Kneller Lecture

Thursday, April 21, 2022 (11:15-12:30)

Democratic Dissent in Contemporary India

 Amidst all the news of democratic decline across the world, we should celebrate two protest movements in India which display the continued vitality of grassroots democracy. One was organized by Muslim women who opposed exclusionary citizenship laws (2019-2020) and the other by farmers against laws that would render them more vulnerable to corporate exploitation (2021-2022). I will trace the way my background, interests, and commitments have influenced my analysis of these  movements. As an Indian, whose mother was a devout Sikh, and, like my Hindu father, an opponent of  religious sectarianisms, I’m  inspired by the way the Muslims who led anti-Citizenship Amendment Act protests and Punjabi Sikhs who spearheaded the farmers’ protest, refuted allegations that they were anti-national, and proudly affirmed both their faith and their secular commitments. As a feminist, I’m inspired that women played leadership roles in both movements.  By ensuring that men shared responsibilities for cooking and child care at the sit-ins, they sought freedom for themselves while creating more egalitarian, inclusive, communities. As a scholar who has studied both left and right wing social movements, I’m inspired by the power of peaceful protest to overcome seemingly insuperable odds.

Amrita Basu is the Domenic J. Paino Professor of Political Science and Sexuality, Women’s and Gender Studies at Amherst College. Her scholarship explores women’s activism, feminist movements, and religious nationalism in South Asia. Her most recent book, Violent Conjunctures in Democratic India (2015), shines a spotlight on when and why Hindu nationalists engage in violence against religious minorities. She is the author of Two Faces of Protest: Contrasting Modes of Women’s Activism in India (1992) and the editor or co editor of Women’s Movements in the Global Era: The Power of Local Feminisms (2010, 2016); Beyond Exceptionalism: Violence, Religion, and Democracy in India (2006); Localizing Knowledge In a Globalizing World (2002); Appropriating Gender: Women’s Activism and Politicized Religion in South Asia (1998); Community Conflicts and the State in India (1997); The Challenge of Local Feminisms: Women’s Movements in Global Perspective (1998); and Women, Gender and Religious Nationalism in India (forthcoming, 2022). Amrita’s research has been supported by the National Endowment for the Humanities, Social Science Research Council, John D. and Catherine T. MacArthur Foundation, Ford Foundation, Woodrow Wilson National Fellowship Foundation, and Peace and the American Institute of Indian Studies.
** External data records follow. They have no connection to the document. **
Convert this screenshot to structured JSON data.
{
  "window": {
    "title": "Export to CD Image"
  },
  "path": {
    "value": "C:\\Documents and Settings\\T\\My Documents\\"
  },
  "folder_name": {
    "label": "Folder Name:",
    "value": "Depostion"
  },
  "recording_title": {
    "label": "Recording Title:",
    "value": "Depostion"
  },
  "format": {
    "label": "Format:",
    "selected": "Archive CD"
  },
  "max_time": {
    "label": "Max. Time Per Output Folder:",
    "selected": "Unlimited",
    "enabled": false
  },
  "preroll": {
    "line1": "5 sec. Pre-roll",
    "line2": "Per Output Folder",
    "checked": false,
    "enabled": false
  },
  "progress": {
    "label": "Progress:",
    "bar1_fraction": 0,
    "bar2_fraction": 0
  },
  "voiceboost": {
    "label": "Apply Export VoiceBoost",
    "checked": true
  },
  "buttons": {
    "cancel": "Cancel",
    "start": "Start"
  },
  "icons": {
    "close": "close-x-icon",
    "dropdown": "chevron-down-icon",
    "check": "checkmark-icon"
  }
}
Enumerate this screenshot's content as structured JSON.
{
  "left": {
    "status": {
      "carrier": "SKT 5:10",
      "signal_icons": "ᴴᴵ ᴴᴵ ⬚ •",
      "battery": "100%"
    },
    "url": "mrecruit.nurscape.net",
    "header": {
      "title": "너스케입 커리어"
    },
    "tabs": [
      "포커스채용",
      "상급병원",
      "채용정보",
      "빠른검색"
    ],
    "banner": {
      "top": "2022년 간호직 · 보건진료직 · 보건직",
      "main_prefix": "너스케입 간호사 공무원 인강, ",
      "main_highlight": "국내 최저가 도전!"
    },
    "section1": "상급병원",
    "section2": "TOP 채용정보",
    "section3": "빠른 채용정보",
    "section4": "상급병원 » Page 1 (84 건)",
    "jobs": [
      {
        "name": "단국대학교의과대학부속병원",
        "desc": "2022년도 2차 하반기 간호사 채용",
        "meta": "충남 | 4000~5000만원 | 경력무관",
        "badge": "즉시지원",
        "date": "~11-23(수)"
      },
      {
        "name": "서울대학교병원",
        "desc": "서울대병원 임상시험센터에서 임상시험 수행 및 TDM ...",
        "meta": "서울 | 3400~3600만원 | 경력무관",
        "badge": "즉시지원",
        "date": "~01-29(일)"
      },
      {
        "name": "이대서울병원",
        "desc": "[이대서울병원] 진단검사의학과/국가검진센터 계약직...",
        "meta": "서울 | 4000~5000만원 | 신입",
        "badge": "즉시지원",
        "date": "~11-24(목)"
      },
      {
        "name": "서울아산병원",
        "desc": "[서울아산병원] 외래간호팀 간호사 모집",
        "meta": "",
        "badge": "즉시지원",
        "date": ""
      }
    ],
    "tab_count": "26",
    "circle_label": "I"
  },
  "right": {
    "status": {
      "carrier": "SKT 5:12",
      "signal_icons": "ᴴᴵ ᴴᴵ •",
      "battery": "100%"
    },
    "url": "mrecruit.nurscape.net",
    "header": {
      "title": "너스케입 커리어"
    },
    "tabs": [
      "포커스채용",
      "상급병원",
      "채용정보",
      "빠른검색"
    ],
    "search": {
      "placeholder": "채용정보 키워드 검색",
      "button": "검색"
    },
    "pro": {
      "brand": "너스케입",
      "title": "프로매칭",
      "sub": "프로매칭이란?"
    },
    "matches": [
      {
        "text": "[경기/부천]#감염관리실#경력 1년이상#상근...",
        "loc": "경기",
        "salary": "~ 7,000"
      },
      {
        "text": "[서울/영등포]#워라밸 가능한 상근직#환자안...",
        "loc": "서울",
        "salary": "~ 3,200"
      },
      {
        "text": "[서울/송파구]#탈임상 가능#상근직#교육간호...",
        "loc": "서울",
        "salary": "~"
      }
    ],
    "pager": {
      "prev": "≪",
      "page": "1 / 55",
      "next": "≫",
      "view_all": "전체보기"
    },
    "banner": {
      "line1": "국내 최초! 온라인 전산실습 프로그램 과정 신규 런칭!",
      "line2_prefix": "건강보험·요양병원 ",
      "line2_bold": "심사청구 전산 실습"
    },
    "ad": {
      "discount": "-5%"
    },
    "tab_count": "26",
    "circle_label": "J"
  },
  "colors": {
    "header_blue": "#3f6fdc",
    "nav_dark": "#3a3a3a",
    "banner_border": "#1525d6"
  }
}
She has served on the editorial boards of the American Political Science ReviewInternational Political Science ReviewInternational Feminist Journal of PoliticsMeridians: Feminism, Race, Transnationalism; and Critical Asian Studies and was the South Asia editor for The Journal of Asian Studies.


Rebecca Tarlau is an Associate Professor of Education and of Labor and Employment Relations at the Pennsylvania State University, affiliated with the Lifelong Learning and Adult Education Program, the Comparative and International Education program, and the Center for Global Workers’ Rights. She is the co-founder of the Penn State Consortium for Social Movements and Education Research and Practice. Her ethnographic research agenda has three broad areas of focus: (1) Theories of the state and state-society relations; (2) Social movements, critical pedagogy, and learning; (3) Latin American education and development. Her book Occupying Schools, Occupying Land: How the Landless Workers Movement Transformed Brazilian Education (Oxford University Press 2019) examines the educational initiatives of the Brazilian Landless Workers Movement (MST), a national social movement of rural workers struggling for agrarian reform. Her current research examines teacher activism in Brazil, Mexico, and the United States.

Zeena Zakharia is Assistant Professor of International Education Policy at the University of Maryland, College Park. Her research examines conflict and peacebuilding in education and advances a critical approach to refugee studies in the Middle East. These interests stem from over two decades of educational research, teaching, and school leadership in war-affected contexts. Her recent study (with F. Menashy and M. Shuayb) examined partnership arrangements in the global educational response to the Syria refugee crisis. She is currently investigating how organizations and actors advance anticolonial and antiracist agendas in education in emergencies. She was a Tueni Fellow at the Carr Center for Human Rights Policy at Harvard’s John F. Kennedy School of Government and works with international, governmental, and civil society organizations and schools on issues related to education and conflict.

 George F. Kneller was a UCLA professor of philosophy of education. His most well-known work was “An Introduction to the Philosophy of Education” though he was a prolific writer and tremendous philanthropist to the academic community. One of his significant contributions was an endowment to the Comparative and International Education Society that established the annual George F. Kneller Lecture to be given by a distinguished scholar.